[Component data from apps and pages]

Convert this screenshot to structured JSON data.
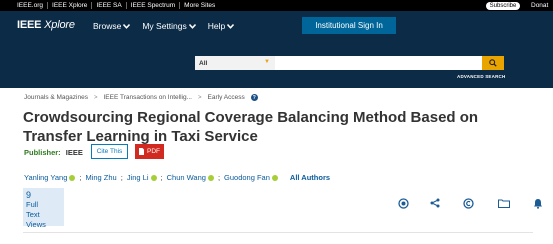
{
  "topbar": {
    "links": [
      "IEEE.org",
      "IEEE Xplore",
      "IEEE SA",
      "IEEE Spectrum",
      "More Sites"
    ],
    "subscribe": "Subscribe",
    "donate": "Donat"
  },
  "header": {
    "logo_main": "IEEE",
    "logo_italic": "Xplore",
    "nav": [
      "Browse",
      "My Settings",
      "Help"
    ],
    "signin": "Institutional Sign In",
    "search_scope": "All",
    "search_placeholder": "",
    "advanced": "ADVANCED SEARCH"
  },
  "breadcrumb": [
    "Journals & Magazines",
    "IEEE Transactions on Intellig...",
    "Early Access"
  ],
  "article": {
    "title": "Crowdsourcing Regional Coverage Balancing Method Based on Transfer Learning in Taxi Service",
    "publisher_label": "Publisher:",
    "publisher": "IEEE",
    "cite": "Cite This",
    "pdf": "PDF",
    "authors": [
      "Yanling Yang",
      "Ming Zhu",
      "Jing Li",
      "Chun Wang",
      "Guodong Fan"
    ],
    "all_authors": "All Authors",
    "metric_value": "9",
    "metric_line1": "Full",
    "metric_line2": "Text Views"
  },
  "colors": {
    "header_bg": "#0b2b47",
    "signin_bg": "#006699",
    "search_btn": "#e9a400",
    "pdf_red": "#d12b21",
    "link_blue": "#0a5b9c",
    "publisher_green": "#2f7a1f"
  },
  "icons": [
    "search-icon",
    "help-icon",
    "orcid-icon",
    "pdf-icon",
    "copyright-badge-icon",
    "share-icon",
    "rights-icon",
    "folder-icon",
    "bell-icon"
  ]
}
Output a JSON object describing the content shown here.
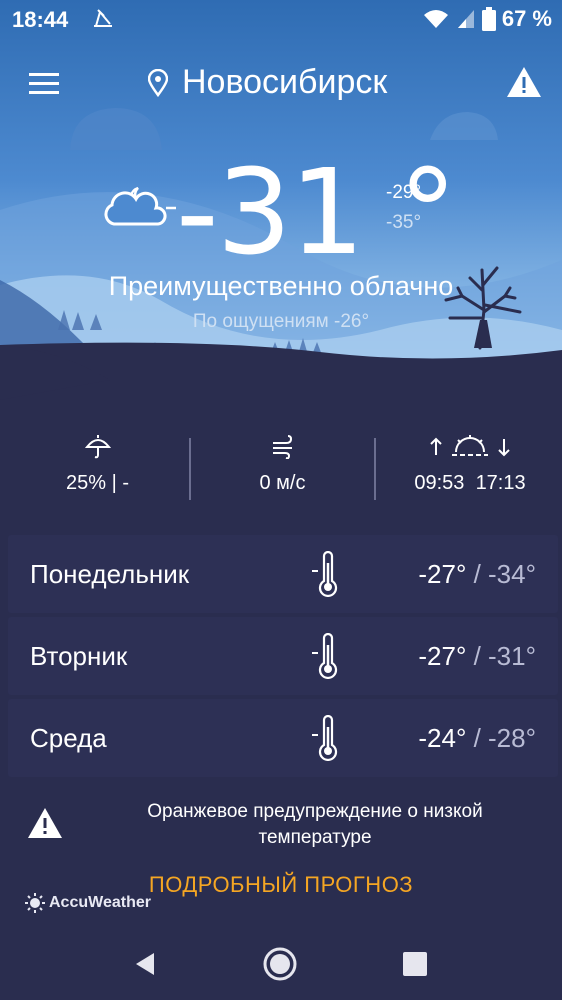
{
  "status_bar": {
    "time": "18:44",
    "battery_percent": "67 %",
    "icons": [
      "notification-icon",
      "wifi-icon",
      "signal-icon",
      "battery-icon"
    ]
  },
  "header": {
    "city": "Новосибирск",
    "icons": [
      "menu-icon",
      "location-pin-icon",
      "alert-icon"
    ]
  },
  "current": {
    "temperature": "-31 °",
    "high": "-29°",
    "low": "-35°",
    "condition": "Преимущественно облачно",
    "feels_like": "По ощущениям -26°",
    "icon": "partly-cloudy-night-icon"
  },
  "stats": {
    "precipitation": "25% | -",
    "wind": "0 м/с",
    "sunrise": "09:53",
    "sunset": "17:13",
    "icons": [
      "umbrella-icon",
      "wind-icon",
      "sunrise-sunset-icon"
    ]
  },
  "forecast": [
    {
      "day": "Понедельник",
      "high": "-27°",
      "sep": " / ",
      "low": "-34°"
    },
    {
      "day": "Вторник",
      "high": "-27°",
      "sep": " / ",
      "low": "-31°"
    },
    {
      "day": "Среда",
      "high": "-24°",
      "sep": " / ",
      "low": "-28°"
    }
  ],
  "warning": {
    "text_line1": "Оранжевое предупреждение о низкой",
    "text_line2": "температуре"
  },
  "detail_link": "ПОДРОБНЫЙ ПРОГНОЗ",
  "brand": "AccuWeather",
  "colors": {
    "sky_top": "#2f6cb3",
    "ground": "#2a2d4f",
    "link_orange": "#f5a623"
  }
}
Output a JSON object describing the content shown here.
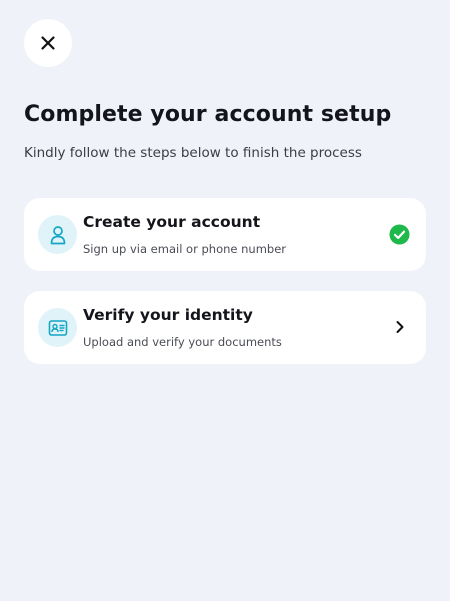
{
  "header": {
    "close_icon": "close-icon",
    "title": "Complete your account setup",
    "subtitle": "Kindly follow the steps below to finish the process"
  },
  "steps": [
    {
      "icon": "user-icon",
      "title": "Create your account",
      "description": "Sign up via email or phone number",
      "status": "completed",
      "status_icon": "check-circle-icon"
    },
    {
      "icon": "id-card-icon",
      "title": "Verify your identity",
      "description": "Upload and verify your documents",
      "status": "pending",
      "status_icon": "chevron-right-icon"
    }
  ],
  "colors": {
    "background": "#eff2f8",
    "card": "#ffffff",
    "icon_bg": "#dff3f8",
    "icon_accent": "#14a6c5",
    "success": "#1fb84a",
    "text": "#14151a"
  }
}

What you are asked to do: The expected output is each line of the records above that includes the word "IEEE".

The answer:
      "IEEE.org",
      "IEEE Xplore",
      "IEEE SA",
      "IEEE Spectrum",
    "logo_main": "IEEE",
    "IEEE Transactions on Intellig...",
    "publisher": "IEEE",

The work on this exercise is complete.